HORRY COUNTY, S.C. (WBTW) — A judge didn’t make a decision on bond Tuesday for a Little River man accused of assaulting officers during the Capitol riot in January.
The prosecution, which is comprised of the FBI, claims Nicholas Languerand, 26, of Little River, is involved with QAnon conspiracy groups.
When law enforcement officers searched the Little River home where he was living, they found tactical gear, QAnon memorabilia, and three guns, prosecutors said.
Languerand was charged after a lengthy FBI investigation that began in February when agents received a tip about Instagram photos he posted of himself at the Capitol. The warrant shows his address is a home in Little River owned by a couple who told News13 they are his grandparents.
A special agent working in the counter-terrorism section of the FBI says Languerand was seen in videos and photos throwing objects at law enforcement. Those objects included a large orange traffic barrier, a canister of pepper spray, and a stick-like object. Video from the riots also showed Languerand was holding a police shield and hitting it against the ground, according to investigators, agents said.
Languerand moved to Little River after the riots and was on unemployment at the time, according to the prosecution. He hasn’t had a job in more than a year, the FBI said.
The prosecutor said Languerand has had multiple run-ins with police separate from the Capitol riots, which includes him using profanity towards officers. He had a protection order placed on him from an incident in Vermont in January 2019.

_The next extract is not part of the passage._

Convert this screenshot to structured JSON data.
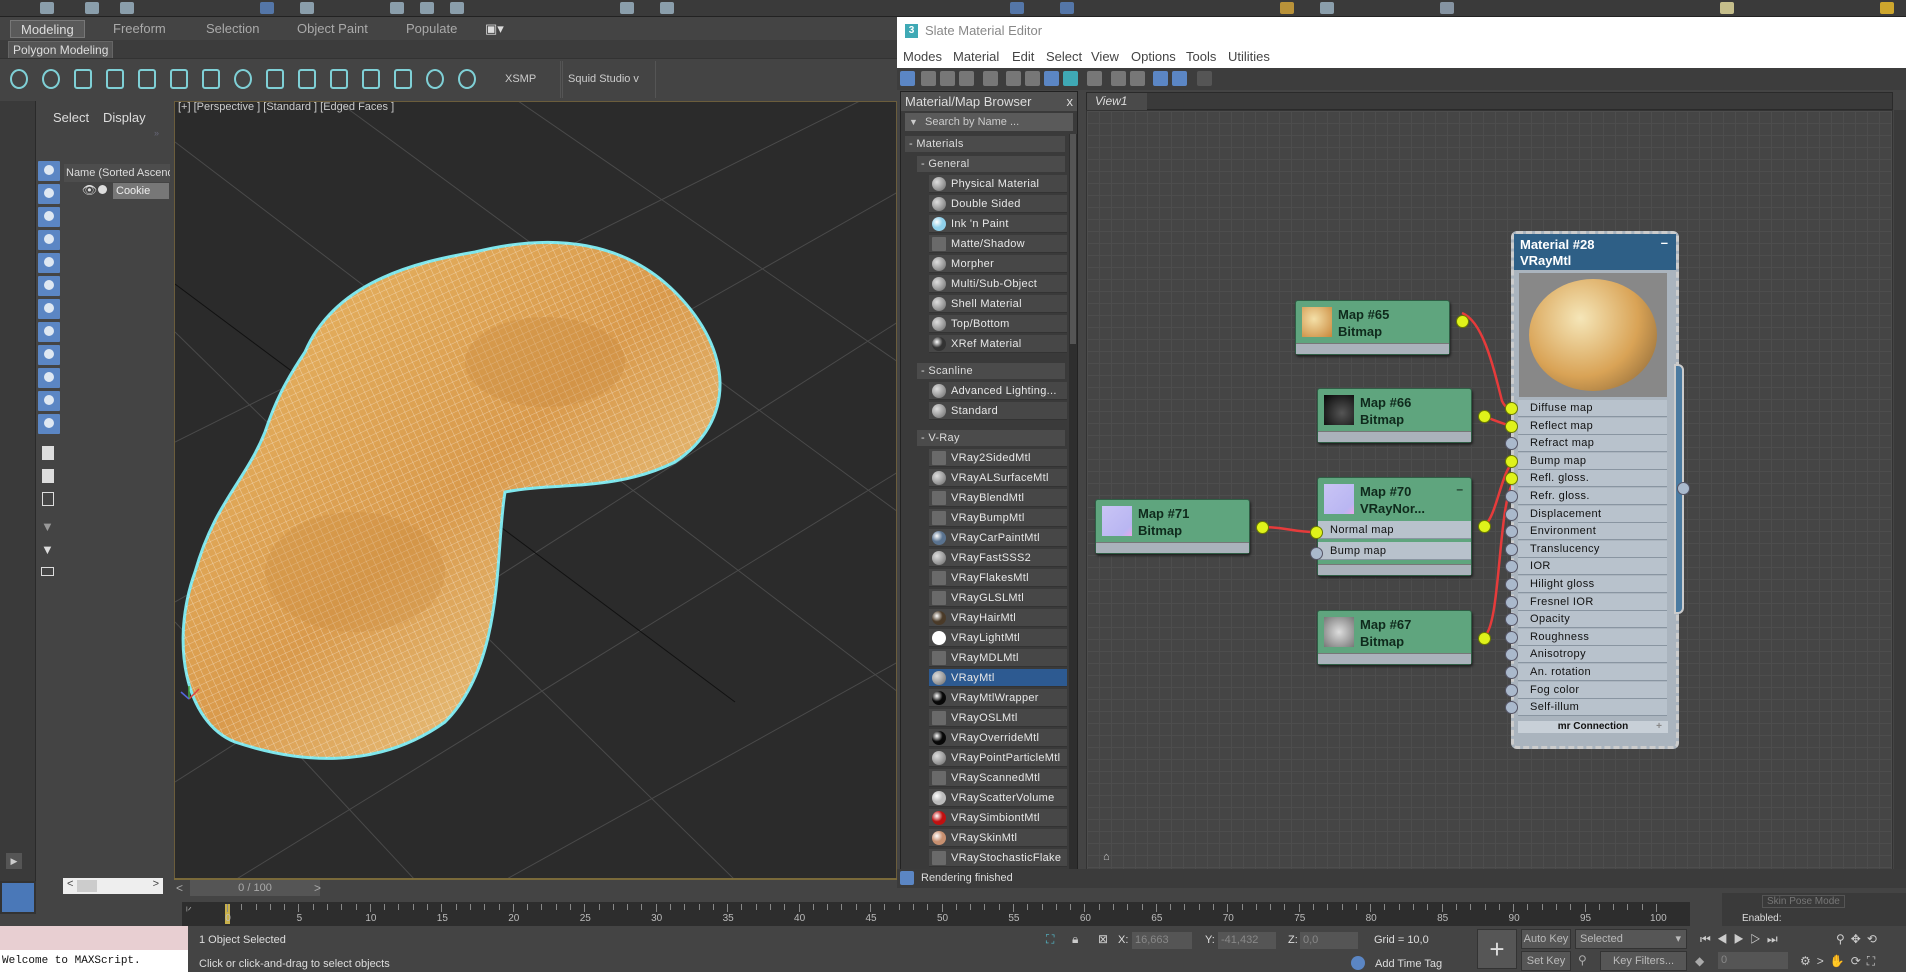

The prosecution also noted that Languerand, who served in the military from 2016 to 2018, was discharged for cocaine use.
The defense brought up Languerand’s grandmother, Susan Killian, and Languerand’s employer as character witnesses. News13 interviewed Killian last week. At that time, she said she did not trust the news media and also called Languerand a “patriot”. She repeated that phrase in court on Tuesday.
An FBI special agent noted that she was complicit in her grandson’s interest in QAnon conspiracy theories.
The defense argued that Languerand deserves bond and drug counseling. The prosecution argued he is a risk to himself and the general public due to a history of threats and harassment. In the end, the judge decided to wait to set any potential bond.
Count on News13 for updates as we work to learn more.
Languerand is charged with:
- Assaulting, Resisting, or Impeding Certain Officers Using a Dangerous Weapon,
- Civil Disorders (Aiding and Abetting)
- Theft of Government Property (Aiding and Abetting)
- Knowingly Entering or Remaining in any Restricted Building or Grounds Without Lawful Authority Using a Dangerous Weapon.
- Violent Entry and Disorderly Conduct on Capitol Grounds.